What should boards report on? What and how should boards measure and report?

As mentioned above, the Taskforce for Climate-Related Financial Disclosures (TCFD) gives very useful guidance on this matter and is widely considered the frontrunner. Yes, its voluntary but there is increasing appetite to incorporate TCFD reporting. TCFD is the emerging standard.

Boards should ensure that material climate-related risks, opportunities and strategic decisions are consistently and transparently disclosed to all stakeholders – particularly to investors and, where required, regulators.

Disclosures should be made in financial filings, such as annual reports and accounts, and be subject to the same disclosure governance as financial reporting.

However, some companies are concerned that detailed disclosures could reveal commercially sensitive information or make the company vulnerable to future legal action. But despite this concern, accurate and decision-useful climate-related disclosures should help mitigate risks of failing to disclose relevant information to stakeholders.

How can a board integrate risks and opportunities into its governance and strategy

Firstly, it is recommended that boards explore integration rather than having a stand-alone climate or environment strategy because the climate-related risks will generally have a significant impact on products and services, customers, company finances and reputation.

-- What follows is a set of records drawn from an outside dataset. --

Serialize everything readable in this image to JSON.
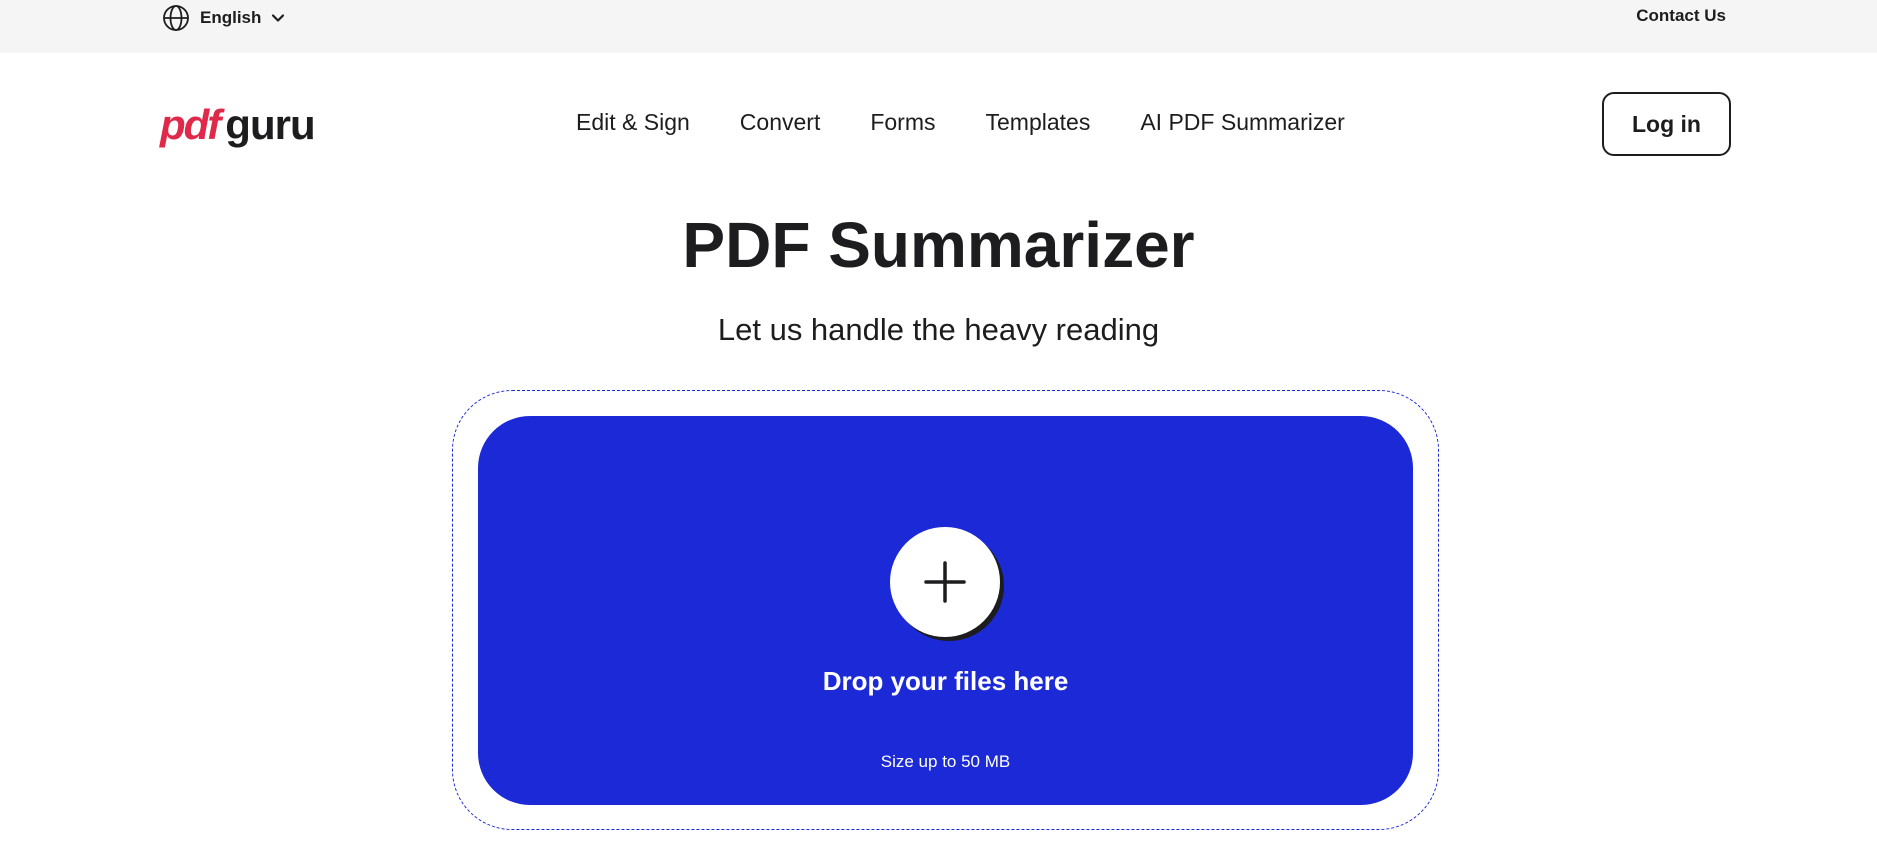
{
  "topbar": {
    "language": "English",
    "contact_label": "Contact Us"
  },
  "header": {
    "logo_pdf": "pdf",
    "logo_guru": "guru",
    "nav": [
      "Edit & Sign",
      "Convert",
      "Forms",
      "Templates",
      "AI PDF Summarizer"
    ],
    "login_label": "Log in"
  },
  "hero": {
    "title": "PDF Summarizer",
    "subtitle": "Let us handle the heavy reading"
  },
  "upload": {
    "drop_label": "Drop your files here",
    "size_label": "Size up to 50 MB"
  },
  "colors": {
    "brand_red": "#e0294a",
    "drop_blue": "#1b2ad6",
    "text": "#1d1d1f",
    "topbar_bg": "#f5f5f5"
  },
  "icons": {
    "language": "globe-icon",
    "dropdown": "chevron-down-icon",
    "upload": "plus-icon"
  }
}
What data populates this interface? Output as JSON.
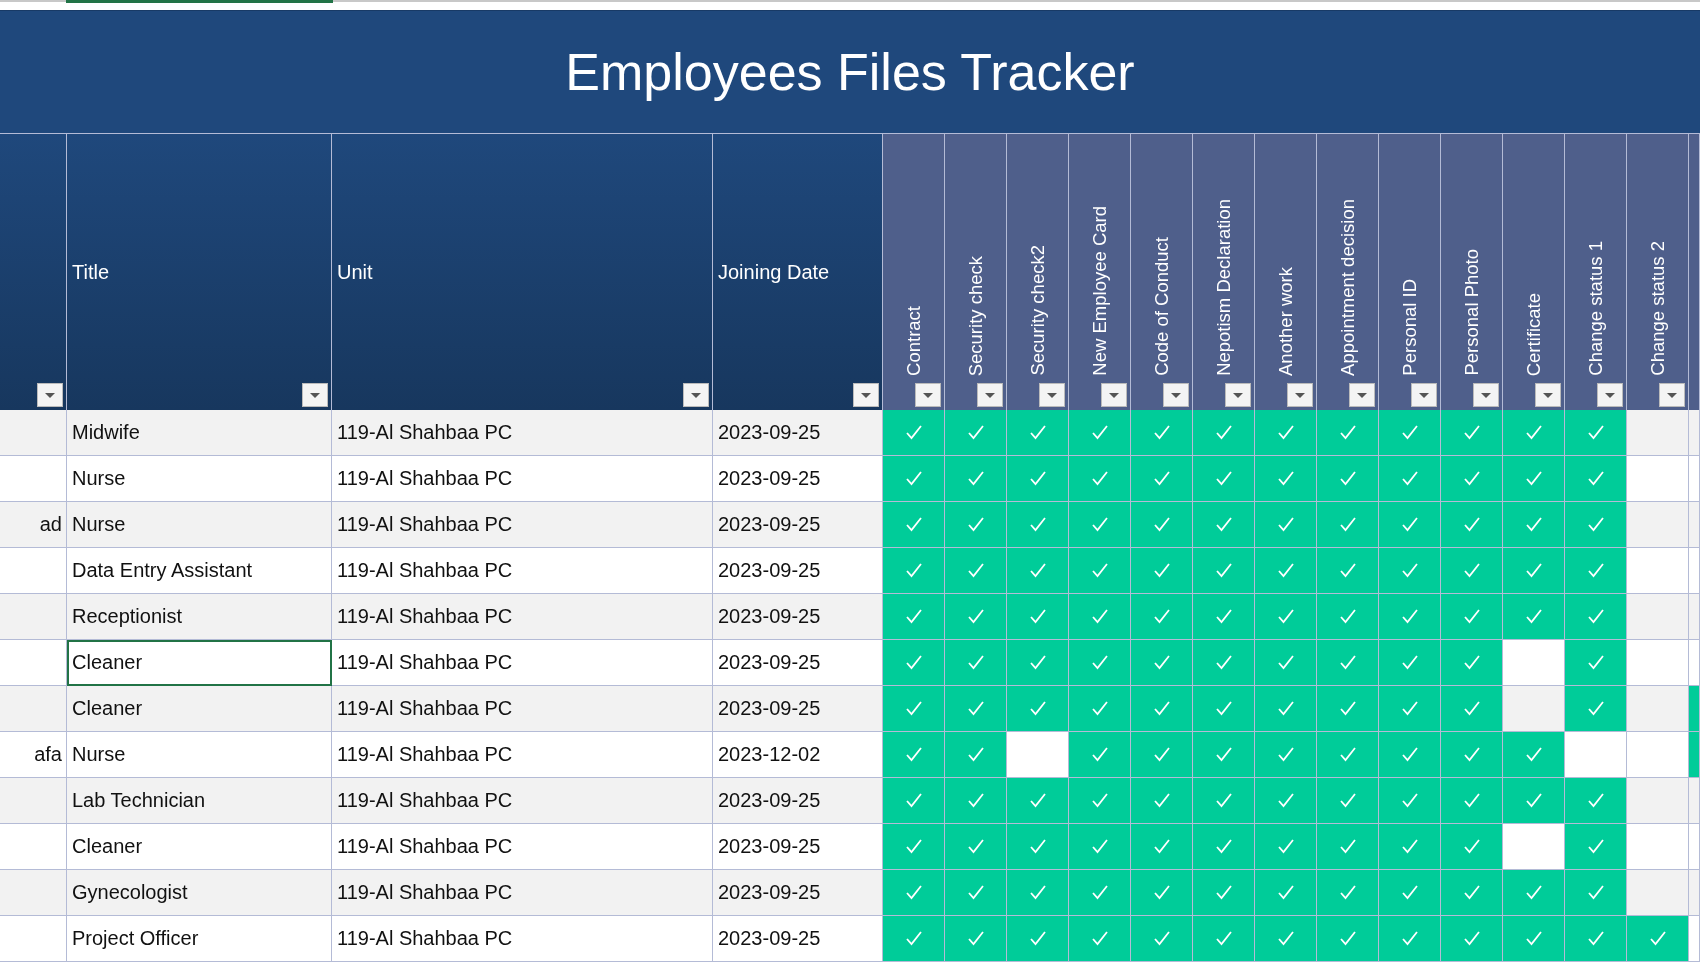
{
  "title": "Employees Files Tracker",
  "columns": [
    "Title",
    "Unit",
    "Joining Date"
  ],
  "check_columns": [
    "Contract",
    "Security check",
    "Security check2",
    "New Employee Card",
    "Code of Conduct",
    "Nepotism Declaration",
    "Another work",
    "Appointment decision",
    "Personal ID",
    "Personal Photo",
    "Certificate",
    "Change status 1",
    "Change status 2"
  ],
  "rows": [
    {
      "title": "Midwife",
      "unit": "119-Al Shahbaa PC",
      "joining_date": "2023-09-25",
      "selected": false,
      "checks": [
        true,
        true,
        true,
        true,
        true,
        true,
        true,
        true,
        true,
        true,
        true,
        true,
        false
      ],
      "column_14_filled": false
    },
    {
      "title": "Nurse",
      "unit": "119-Al Shahbaa PC",
      "joining_date": "2023-09-25",
      "selected": false,
      "checks": [
        true,
        true,
        true,
        true,
        true,
        true,
        true,
        true,
        true,
        true,
        true,
        true,
        false
      ],
      "column_14_filled": false
    },
    {
      "column_1": "ad",
      "title": "Nurse",
      "unit": "119-Al Shahbaa PC",
      "joining_date": "2023-09-25",
      "selected": false,
      "checks": [
        true,
        true,
        true,
        true,
        true,
        true,
        true,
        true,
        true,
        true,
        true,
        true,
        false
      ],
      "column_14_filled": false
    },
    {
      "title": "Data Entry Assistant",
      "unit": "119-Al Shahbaa PC",
      "joining_date": "2023-09-25",
      "selected": false,
      "checks": [
        true,
        true,
        true,
        true,
        true,
        true,
        true,
        true,
        true,
        true,
        true,
        true,
        false
      ],
      "column_14_filled": false
    },
    {
      "title": "Receptionist",
      "unit": "119-Al Shahbaa PC",
      "joining_date": "2023-09-25",
      "selected": false,
      "checks": [
        true,
        true,
        true,
        true,
        true,
        true,
        true,
        true,
        true,
        true,
        true,
        true,
        false
      ],
      "column_14_filled": false
    },
    {
      "title": "Cleaner",
      "unit": "119-Al Shahbaa PC",
      "joining_date": "2023-09-25",
      "selected": true,
      "checks": [
        true,
        true,
        true,
        true,
        true,
        true,
        true,
        true,
        true,
        true,
        false,
        true,
        false
      ],
      "column_14_filled": false
    },
    {
      "title": "Cleaner",
      "unit": "119-Al Shahbaa PC",
      "joining_date": "2023-09-25",
      "selected": false,
      "checks": [
        true,
        true,
        true,
        true,
        true,
        true,
        true,
        true,
        true,
        true,
        false,
        true,
        false
      ],
      "column_14_filled": true
    },
    {
      "column_1": "afa",
      "title": "Nurse",
      "unit": "119-Al Shahbaa PC",
      "joining_date": "2023-12-02",
      "selected": false,
      "checks": [
        true,
        true,
        false,
        true,
        true,
        true,
        true,
        true,
        true,
        true,
        true,
        false,
        false
      ],
      "column_14_filled": true
    },
    {
      "title": "Lab Technician",
      "unit": "119-Al Shahbaa PC",
      "joining_date": "2023-09-25",
      "selected": false,
      "checks": [
        true,
        true,
        true,
        true,
        true,
        true,
        true,
        true,
        true,
        true,
        true,
        true,
        false
      ],
      "column_14_filled": false
    },
    {
      "title": "Cleaner",
      "unit": "119-Al Shahbaa PC",
      "joining_date": "2023-09-25",
      "selected": false,
      "checks": [
        true,
        true,
        true,
        true,
        true,
        true,
        true,
        true,
        true,
        true,
        false,
        true,
        false
      ],
      "column_14_filled": false
    },
    {
      "title": "Gynecologist",
      "unit": "119-Al Shahbaa PC",
      "joining_date": "2023-09-25",
      "selected": false,
      "checks": [
        true,
        true,
        true,
        true,
        true,
        true,
        true,
        true,
        true,
        true,
        true,
        true,
        false
      ],
      "column_14_filled": false
    },
    {
      "title": "Project Officer",
      "unit": "119-Al Shahbaa PC",
      "joining_date": "2023-09-25",
      "selected": false,
      "checks": [
        true,
        true,
        true,
        true,
        true,
        true,
        true,
        true,
        true,
        true,
        true,
        true,
        true
      ],
      "column_14_filled": false
    }
  ]
}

Ensure that climate-related risks and opportunities are appropriately included and weighted in developing strategic responses. Ensure strategy development includes scenario analysis and pathways approaches that are designed to account for, and respond to, climate-related risks and opportunities.

Take on an opportunistic mindset. While there are real and major risks with climate change, there are big opportunities too, especially in the energy and circular economy transition, e.g. new markets, innovative products and services, new jobs, lower cost energy, lower cost manufacturing and community support.

Final comments

What is increasingly clear is that if we are to meet the goals of the Paris Agreement, we need to start a major shift in energy use and land use, and major changes are coming to Australia. For our economy and Australian companies to thrive we need to recognise risks and identify and respond to opportunities.

This is ultimately about active and adaptive learning. Take your personal learning and expand it, use it as a catalyst for change. The challenge is we don’t know for sure what best practice is yet, despite lots of work being done by governments and regulators to support a consistent reporting framework. Understand the guidelines being issued. Be aware of where we’re heading and don’t be paralyzed by the uncertainty.

As time passes, the benchmark is rising. Be curious. Be involved. Don’t get left behind.

 

Useful links

https://cpd.org.au/2019/03/directors-duties-2019/ Updated Hutley opinion on directors’ duties and climate risk

https://www.tcfdhub.org/  TCFD - Task Force on Climate-related Financial Disclosures - described as the best place to start in terms of assessing what sort of information to disclose. In the UK, entities with material climate risks should consider reporting under the TCFD.

https://www.apra.gov.au/news-and-publications/apra-releases-guidance-on-managing-financial-risks-of-climate-change APRA releases guidance on managing the financial risks of climate change

https://acsi.org.au/policies/climate-change/ Australian Council of Superannuation Investors. Exists to provide a strong, collective voice on environmental, social and governance (ESG) issues on behalf of its members.

https://www.sustainablefinance.org.au/ ASFI - Australian Sustainable Finance Initiative - a program to reshape the financial system to deal with climate change.

https://www.cmsi.org.au/  Climate Measurement Standards Initiative - works with climate scientists from the CSIRO, the Bureau of Meteorology and major research universities to help build the nation's first comprehensive set of common climate change risk disclosure standards.

https://www.thelawyer.com/esg-how-well-equipped-are-you-to-help-your-clients-succeed/ Environmental, social and governance (ESG) issues have rocketed to the top of boardroom agendas. But are law firms taking the right action to help boards and GCs succeed in their sustainable business transitions?